The starting puzzles of this paper are two constraints on long-distance binding in Mandarin out of purpose clauses headed by qu 'go' or lai 'come'. First, long-distance binding is universally impossible out of purpose clauses headed by qu 'go'; this is argued to follow from a clash between the obligatory de se reading of the long-distance anaphor ziji 'self' (Pan 1997) and the impossibility of de se readings within the scope of qu. Second, long-distance binding is possible out of clauses headed by lai 'come' only if the binder is 3rd person. This latter puzzle is argued to be an instance of a more general Disjoint Reference Condition (DRC), which blocks ziji within the scope of lai/qu from being co-referent with lai/qu's "affected entity" hidden variable (an individual that is implicated to be affected by the purposive event within the scope of lai/qu). The DRC is analyzed as an instance of local binding (Heim 1994, Fox 2000), where the more local affected entity must bind ziji when it co-refers with the long-distance antecedent, even though such a configuration violates ziji's subject-orientation. It is demonstrated that the original lai puzzle can be understood as a violation of the DRC, once the empathic perspectival center of the sentence is syntactically represented. Finally, the local-binding account for the DRC is shown to correctly make more general predictions regarding long-distance binding blocking.

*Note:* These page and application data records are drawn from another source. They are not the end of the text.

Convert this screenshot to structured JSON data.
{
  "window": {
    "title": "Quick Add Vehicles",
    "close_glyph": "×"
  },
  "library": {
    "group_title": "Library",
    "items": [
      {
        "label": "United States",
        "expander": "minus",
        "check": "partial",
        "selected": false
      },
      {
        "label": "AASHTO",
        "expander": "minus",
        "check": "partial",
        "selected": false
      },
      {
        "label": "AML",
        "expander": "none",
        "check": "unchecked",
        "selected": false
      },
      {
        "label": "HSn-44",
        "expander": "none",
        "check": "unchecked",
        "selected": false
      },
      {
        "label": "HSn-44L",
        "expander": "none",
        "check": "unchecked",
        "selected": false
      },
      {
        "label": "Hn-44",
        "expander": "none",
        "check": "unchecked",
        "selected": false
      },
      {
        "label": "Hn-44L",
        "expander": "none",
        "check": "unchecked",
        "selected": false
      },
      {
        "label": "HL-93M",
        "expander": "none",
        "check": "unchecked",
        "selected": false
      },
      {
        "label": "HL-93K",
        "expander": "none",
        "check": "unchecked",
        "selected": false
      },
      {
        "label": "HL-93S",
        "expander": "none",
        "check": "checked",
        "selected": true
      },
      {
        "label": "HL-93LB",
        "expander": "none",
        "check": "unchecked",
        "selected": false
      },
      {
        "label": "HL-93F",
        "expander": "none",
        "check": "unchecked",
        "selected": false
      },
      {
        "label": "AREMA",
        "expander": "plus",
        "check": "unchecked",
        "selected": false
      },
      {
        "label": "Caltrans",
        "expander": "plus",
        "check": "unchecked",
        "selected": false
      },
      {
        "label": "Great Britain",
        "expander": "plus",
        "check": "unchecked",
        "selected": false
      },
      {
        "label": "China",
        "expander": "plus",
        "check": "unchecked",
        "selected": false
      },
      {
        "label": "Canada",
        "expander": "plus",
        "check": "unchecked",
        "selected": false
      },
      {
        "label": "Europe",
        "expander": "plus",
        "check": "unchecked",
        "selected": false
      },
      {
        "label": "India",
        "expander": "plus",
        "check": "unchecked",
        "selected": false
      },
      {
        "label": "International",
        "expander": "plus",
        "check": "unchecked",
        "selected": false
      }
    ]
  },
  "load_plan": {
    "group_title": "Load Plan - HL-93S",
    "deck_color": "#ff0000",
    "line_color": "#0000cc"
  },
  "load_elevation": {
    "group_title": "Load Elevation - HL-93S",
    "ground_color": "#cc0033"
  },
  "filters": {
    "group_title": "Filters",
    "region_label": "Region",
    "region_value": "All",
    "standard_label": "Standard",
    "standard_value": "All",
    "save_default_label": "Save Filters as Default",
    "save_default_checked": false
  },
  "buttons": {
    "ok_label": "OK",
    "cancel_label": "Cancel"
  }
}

Proceedings of the 24th West Coast Conference on Formal Linguistics
edited by John Alderete, Chung-hye Han, and Alexei Kochetov
Table of contents